“She actually cares about her players. I know at some schools, half the coaches don’t even know your name. Here she’s texting me, checking in, making sure I’m OK, saying, ‘I know being away from home is going to be a little hard at first, especially getting your first cold away from home.’ It was really comforting.”
Kenney said she knew Jacquez was the type of player she wanted for multiple reasons.
“We needed depth at third base, and she really wanted to come here. Of course she’s a good athlete, but kids that really want to be here will achieve more. That, along with her athletic ability and a good academic fit, made her a desirable recruit.”
Kenney was aware that Vanessa’s father had died, but “Vanessa didn’t share much about that during the recruiting process. She’s a private person.”
When she heard about the gravesite signing, Kenney said it confirmed she had recruited “the right kind of kid.”
“Just like everyone else, I thought it was very touching, a wonderful sentiment. If you can get the kind of kid in your program that cares about their family, they’re going to care about their teammates, and work hard, and help the team succeed.”
Jacquez said she doesn’t mind all the attention she’s received because of her viral tweet, even though she’s “really shy.”
“I don’t talk a lot. But I like talking about my dad,” the soft-spoken teen said with a smile. “It makes me feel like he’s still here with me.”
CSUMB Otter softball boasts six NCAA Tourney appearances, four California Collegiate Athletic Association (CCAA) regular season titles (2010, 2012, 2014, 2015) and two CCAA Tournament titles (2009, 2015). After a rough season last year, head coach Andrea Kenney says the goal this year is make it back to the playoffs and the Top 3 in the conference. Conference play for 2019 kicks off with an away game on Friday, Feb. 8, against the Stanislaus State Warriors.
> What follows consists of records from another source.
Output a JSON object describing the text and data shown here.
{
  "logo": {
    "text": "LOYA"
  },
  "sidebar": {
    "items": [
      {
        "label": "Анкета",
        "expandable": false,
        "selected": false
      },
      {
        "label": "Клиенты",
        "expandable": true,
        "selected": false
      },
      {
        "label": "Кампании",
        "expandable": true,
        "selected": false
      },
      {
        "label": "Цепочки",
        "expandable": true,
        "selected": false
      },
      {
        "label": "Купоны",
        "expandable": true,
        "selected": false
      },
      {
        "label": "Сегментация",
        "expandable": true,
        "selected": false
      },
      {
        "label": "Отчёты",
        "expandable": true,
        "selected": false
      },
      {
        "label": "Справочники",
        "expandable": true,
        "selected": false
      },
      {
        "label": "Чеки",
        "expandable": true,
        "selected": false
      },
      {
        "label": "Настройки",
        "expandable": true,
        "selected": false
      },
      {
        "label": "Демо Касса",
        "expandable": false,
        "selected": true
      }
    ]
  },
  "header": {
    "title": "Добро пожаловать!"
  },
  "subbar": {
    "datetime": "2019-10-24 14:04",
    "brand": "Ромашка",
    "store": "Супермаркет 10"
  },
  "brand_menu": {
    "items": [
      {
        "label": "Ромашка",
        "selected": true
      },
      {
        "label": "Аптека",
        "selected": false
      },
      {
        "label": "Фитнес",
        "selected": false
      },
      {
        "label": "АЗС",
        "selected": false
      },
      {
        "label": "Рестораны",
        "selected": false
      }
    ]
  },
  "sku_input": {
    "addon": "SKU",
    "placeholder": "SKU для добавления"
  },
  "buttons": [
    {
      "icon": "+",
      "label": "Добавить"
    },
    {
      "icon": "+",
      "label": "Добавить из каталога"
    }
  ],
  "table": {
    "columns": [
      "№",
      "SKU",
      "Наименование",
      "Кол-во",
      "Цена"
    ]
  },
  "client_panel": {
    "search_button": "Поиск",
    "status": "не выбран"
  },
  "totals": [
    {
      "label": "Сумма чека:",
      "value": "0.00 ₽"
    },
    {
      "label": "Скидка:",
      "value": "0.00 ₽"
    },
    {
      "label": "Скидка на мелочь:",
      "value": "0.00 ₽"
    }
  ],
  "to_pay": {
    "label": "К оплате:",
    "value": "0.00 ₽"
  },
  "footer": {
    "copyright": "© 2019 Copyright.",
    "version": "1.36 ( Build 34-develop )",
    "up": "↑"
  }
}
The first home game is Friday, Feb. 22, vs. Cal State Dominguez Hills. For more information about the team and its schedule, visit otterathletics.com.